A new research study has come to a sobering conclusion – that investing more in IT security doesn’t necessarily reduce the number of breaches.
The research, which appeared in the MIS Quarterly, looked at how many breaches hospitals experienced relative to their IT security spending. The study authors started with the assumption that hospitals spending more on security would enjoy better protection from breaches.
The researchers assumed that looked at broadly, some security investments were “symbolic,” making superficial improvements that don’t get to the root of their problem, while others were substantive investments which met well-defined security needs.
After reviewing their data, researchers noted that many classes of hospitals turned out to be symbolic security investors, including members of smaller health systems, older hospitals, smaller hospitals and for-profit hospitals. They also noted that faith-based and less-entrepreneurial hospitals were prone to such investments. The only category of hospitals routinely making substantive security investments was teaching hospitals.
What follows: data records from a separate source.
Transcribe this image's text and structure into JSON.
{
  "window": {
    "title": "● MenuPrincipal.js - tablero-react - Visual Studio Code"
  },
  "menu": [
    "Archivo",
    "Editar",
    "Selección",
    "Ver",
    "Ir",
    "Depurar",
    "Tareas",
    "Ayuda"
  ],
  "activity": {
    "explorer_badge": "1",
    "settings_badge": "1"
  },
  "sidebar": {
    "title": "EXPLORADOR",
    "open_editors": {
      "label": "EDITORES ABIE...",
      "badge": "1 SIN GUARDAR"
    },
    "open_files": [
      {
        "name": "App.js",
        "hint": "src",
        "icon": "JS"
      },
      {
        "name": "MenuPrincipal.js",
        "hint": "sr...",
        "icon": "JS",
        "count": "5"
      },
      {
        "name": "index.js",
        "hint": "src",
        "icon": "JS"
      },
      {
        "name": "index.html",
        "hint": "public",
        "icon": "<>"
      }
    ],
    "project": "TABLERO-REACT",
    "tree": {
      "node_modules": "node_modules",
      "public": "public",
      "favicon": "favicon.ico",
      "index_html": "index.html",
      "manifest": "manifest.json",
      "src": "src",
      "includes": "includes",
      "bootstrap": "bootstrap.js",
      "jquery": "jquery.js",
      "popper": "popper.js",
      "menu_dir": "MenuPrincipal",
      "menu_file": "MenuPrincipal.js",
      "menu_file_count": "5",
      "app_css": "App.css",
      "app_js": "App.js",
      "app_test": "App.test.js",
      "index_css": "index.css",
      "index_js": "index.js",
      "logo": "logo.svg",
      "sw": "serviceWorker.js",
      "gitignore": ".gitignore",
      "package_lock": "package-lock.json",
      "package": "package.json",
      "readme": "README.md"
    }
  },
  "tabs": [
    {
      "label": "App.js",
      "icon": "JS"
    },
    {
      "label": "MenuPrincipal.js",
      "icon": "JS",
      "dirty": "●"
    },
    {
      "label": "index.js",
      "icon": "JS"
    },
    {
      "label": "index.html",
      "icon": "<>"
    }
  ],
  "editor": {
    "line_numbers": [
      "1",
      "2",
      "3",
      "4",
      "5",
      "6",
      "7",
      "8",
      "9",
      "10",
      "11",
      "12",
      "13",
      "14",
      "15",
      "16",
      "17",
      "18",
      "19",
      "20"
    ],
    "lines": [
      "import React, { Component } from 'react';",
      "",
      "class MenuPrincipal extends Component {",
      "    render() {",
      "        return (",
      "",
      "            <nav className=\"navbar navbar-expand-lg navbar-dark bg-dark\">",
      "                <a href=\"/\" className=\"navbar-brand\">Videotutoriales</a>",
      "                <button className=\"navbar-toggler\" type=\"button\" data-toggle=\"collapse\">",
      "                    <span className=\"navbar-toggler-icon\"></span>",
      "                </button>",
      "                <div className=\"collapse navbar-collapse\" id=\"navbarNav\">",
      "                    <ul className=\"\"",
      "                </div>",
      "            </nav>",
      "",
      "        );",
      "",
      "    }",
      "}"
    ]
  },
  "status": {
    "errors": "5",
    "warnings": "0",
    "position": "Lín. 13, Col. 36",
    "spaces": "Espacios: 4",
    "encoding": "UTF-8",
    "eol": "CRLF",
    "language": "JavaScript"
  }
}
But that’s far from all. Their more controversial conclusions focused on the role of IT security investments in preventing security breaches. In short, their conclusion was pretty counterintuitive.
First, they found that larger IT security investments did not in and of themselves lower the likelihood of security breaches. Not only that, researchers concluded that the benefits of substantive adoption wouldn’t generate greater breach protection over time.
Researchers also concluded that the benefits of substantive IT security adoption by hospitals would take time to be realized. If I’m reading this correctly, mature IT security systems should offer more advantages over time, but not necessarily better breach protection.
Meanwhile, researchers concluded that the negative consequences of symbolic adoption would grow worse over time.
I don’t know about you, but I was pretty surprised by these results. Why wouldn’t substantively increasing security spending reduce the occurrence of breaches within hospitals? It’s something of a head-scratcher.
Of course, the answer to this question may lie in what type of substantive security investment hospitals make. The current set of results suggests, to me at least, that current technologies may not be as good at preventing breaches as they should be. Or maybe hospitals are investing in good technology but not hiring enough IT security experts to get the installation done right. Plus, purchasing security infrastructure can only do so much to stop bad user behavior. The issue deserves further research.
Regardless, this study offers food for thought. The industry can’t afford to do a bad job with preventing breaches.